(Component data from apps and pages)

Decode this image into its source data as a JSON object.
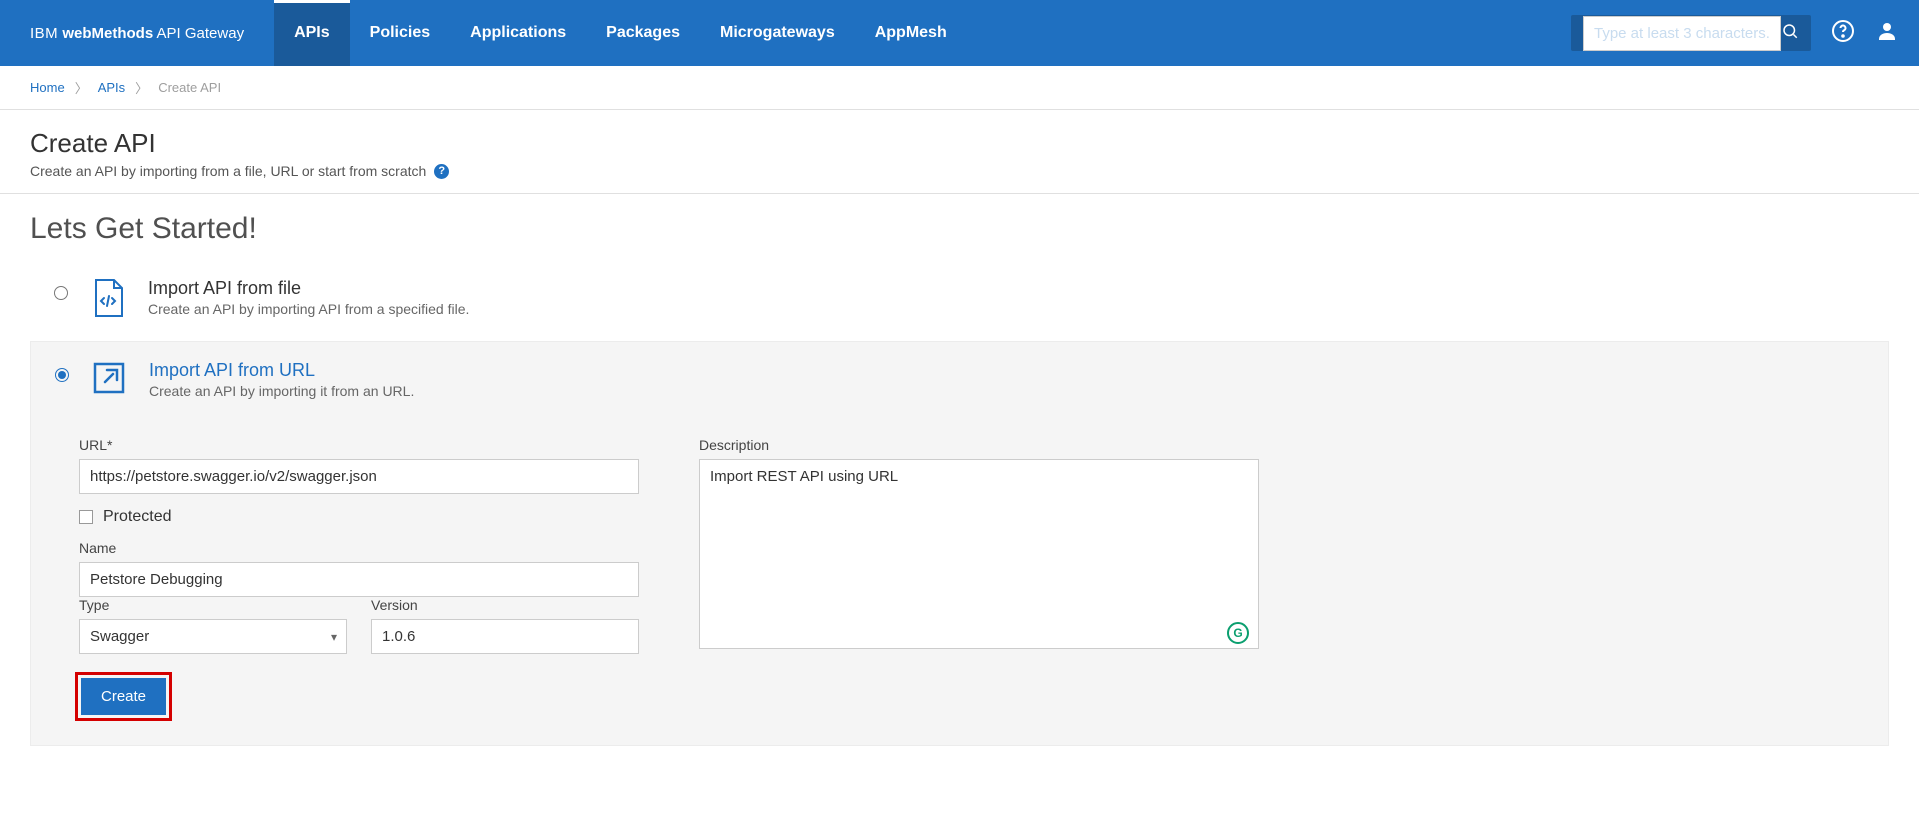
{
  "brand": {
    "ibm": "IBM",
    "wm": "webMethods",
    "gw": "API Gateway"
  },
  "tabs": [
    {
      "label": "APIs",
      "active": true
    },
    {
      "label": "Policies",
      "active": false
    },
    {
      "label": "Applications",
      "active": false
    },
    {
      "label": "Packages",
      "active": false
    },
    {
      "label": "Microgateways",
      "active": false
    },
    {
      "label": "AppMesh",
      "active": false
    }
  ],
  "search": {
    "placeholder": "Type at least 3 characters."
  },
  "breadcrumb": {
    "home": "Home",
    "apis": "APIs",
    "current": "Create API"
  },
  "page": {
    "title": "Create API",
    "subtitle": "Create an API by importing from a file, URL or start from scratch"
  },
  "lead": "Lets Get Started!",
  "options": {
    "file": {
      "title": "Import API from file",
      "desc": "Create an API by importing API from a specified file."
    },
    "url": {
      "title": "Import API from URL",
      "desc": "Create an API by importing it from an URL."
    }
  },
  "form": {
    "url_label": "URL*",
    "url_value": "https://petstore.swagger.io/v2/swagger.json",
    "protected_label": "Protected",
    "name_label": "Name",
    "name_value": "Petstore Debugging",
    "type_label": "Type",
    "type_value": "Swagger",
    "version_label": "Version",
    "version_value": "1.0.6",
    "desc_label": "Description",
    "desc_value": "Import REST API using URL"
  },
  "buttons": {
    "create": "Create"
  }
}
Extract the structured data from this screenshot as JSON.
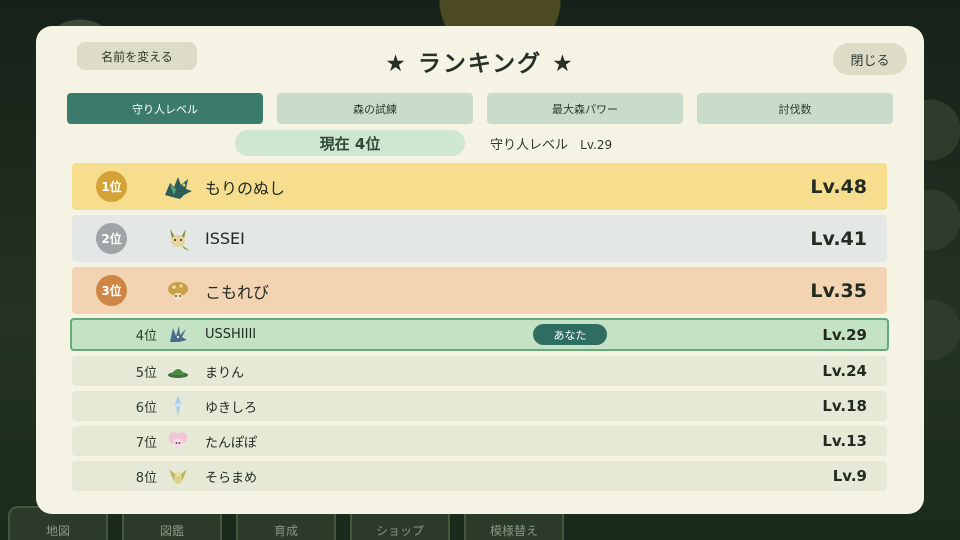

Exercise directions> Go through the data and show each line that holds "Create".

Answer for this exercise>
    "current": "Create API"
    "title": "Create API",
    "subtitle": "Create an API by importing from a file, URL or start from scratch"
      "desc": "Create an API by importing API from a specified file."
      "desc": "Create an API by importing it from an URL."
    "create": "Create"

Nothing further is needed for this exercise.